Data about app and page elements:
--------------------------------

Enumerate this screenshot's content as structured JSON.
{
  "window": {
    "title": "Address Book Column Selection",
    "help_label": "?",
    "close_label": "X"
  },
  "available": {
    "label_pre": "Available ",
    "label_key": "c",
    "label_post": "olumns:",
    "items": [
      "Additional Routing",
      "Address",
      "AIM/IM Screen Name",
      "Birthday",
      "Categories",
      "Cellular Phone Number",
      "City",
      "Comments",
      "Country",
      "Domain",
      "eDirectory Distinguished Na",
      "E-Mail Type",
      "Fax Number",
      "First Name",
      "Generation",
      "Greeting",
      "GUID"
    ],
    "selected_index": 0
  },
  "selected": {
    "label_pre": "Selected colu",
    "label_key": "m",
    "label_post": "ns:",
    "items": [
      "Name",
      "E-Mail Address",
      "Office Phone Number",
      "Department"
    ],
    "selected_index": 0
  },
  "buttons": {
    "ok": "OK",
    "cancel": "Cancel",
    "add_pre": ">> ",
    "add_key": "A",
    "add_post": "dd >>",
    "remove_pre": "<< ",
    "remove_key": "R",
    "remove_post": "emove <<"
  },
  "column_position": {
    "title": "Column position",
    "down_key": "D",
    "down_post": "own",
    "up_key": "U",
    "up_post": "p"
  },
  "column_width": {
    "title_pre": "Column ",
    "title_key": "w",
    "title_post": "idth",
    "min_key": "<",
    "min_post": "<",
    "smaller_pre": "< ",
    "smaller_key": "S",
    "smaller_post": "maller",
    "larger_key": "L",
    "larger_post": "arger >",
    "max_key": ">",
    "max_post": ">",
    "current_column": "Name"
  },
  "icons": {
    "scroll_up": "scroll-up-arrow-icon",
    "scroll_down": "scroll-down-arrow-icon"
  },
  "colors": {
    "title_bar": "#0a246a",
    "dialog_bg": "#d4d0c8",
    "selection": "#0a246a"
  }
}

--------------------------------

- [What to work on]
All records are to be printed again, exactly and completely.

- [Finished task]
Enumerate this screenshot's content as structured JSON.
{
  "window": {
    "title": "Address Book Column Selection",
    "help_label": "?",
    "close_label": "X"
  },
  "available": {
    "label_pre": "Available ",
    "label_key": "c",
    "label_post": "olumns:",
    "items": [
      "Additional Routing",
      "Address",
      "AIM/IM Screen Name",
      "Birthday",
      "Categories",
      "Cellular Phone Number",
      "City",
      "Comments",
      "Country",
      "Domain",
      "eDirectory Distinguished Na",
      "E-Mail Type",
      "Fax Number",
      "First Name",
      "Generation",
      "Greeting",
      "GUID"
    ],
    "selected_index": 0
  },
  "selected": {
    "label_pre": "Selected colu",
    "label_key": "m",
    "label_post": "ns:",
    "items": [
      "Name",
      "E-Mail Address",
      "Office Phone Number",
      "Department"
    ],
    "selected_index": 0
  },
  "buttons": {
    "ok": "OK",
    "cancel": "Cancel",
    "add_pre": ">> ",
    "add_key": "A",
    "add_post": "dd >>",
    "remove_pre": "<< ",
    "remove_key": "R",
    "remove_post": "emove <<"
  },
  "column_position": {
    "title": "Column position",
    "down_key": "D",
    "down_post": "own",
    "up_key": "U",
    "up_post": "p"
  },
  "column_width": {
    "title_pre": "Column ",
    "title_key": "w",
    "title_post": "idth",
    "min_key": "<",
    "min_post": "<",
    "smaller_pre": "< ",
    "smaller_key": "S",
    "smaller_post": "maller",
    "larger_key": "L",
    "larger_post": "arger >",
    "max_key": ">",
    "max_post": ">",
    "current_column": "Name"
  },
  "icons": {
    "scroll_up": "scroll-up-arrow-icon",
    "scroll_down": "scroll-down-arrow-icon"
  },
  "colors": {
    "title_bar": "#0a246a",
    "dialog_bg": "#d4d0c8",
    "selection": "#0a246a"
  }
}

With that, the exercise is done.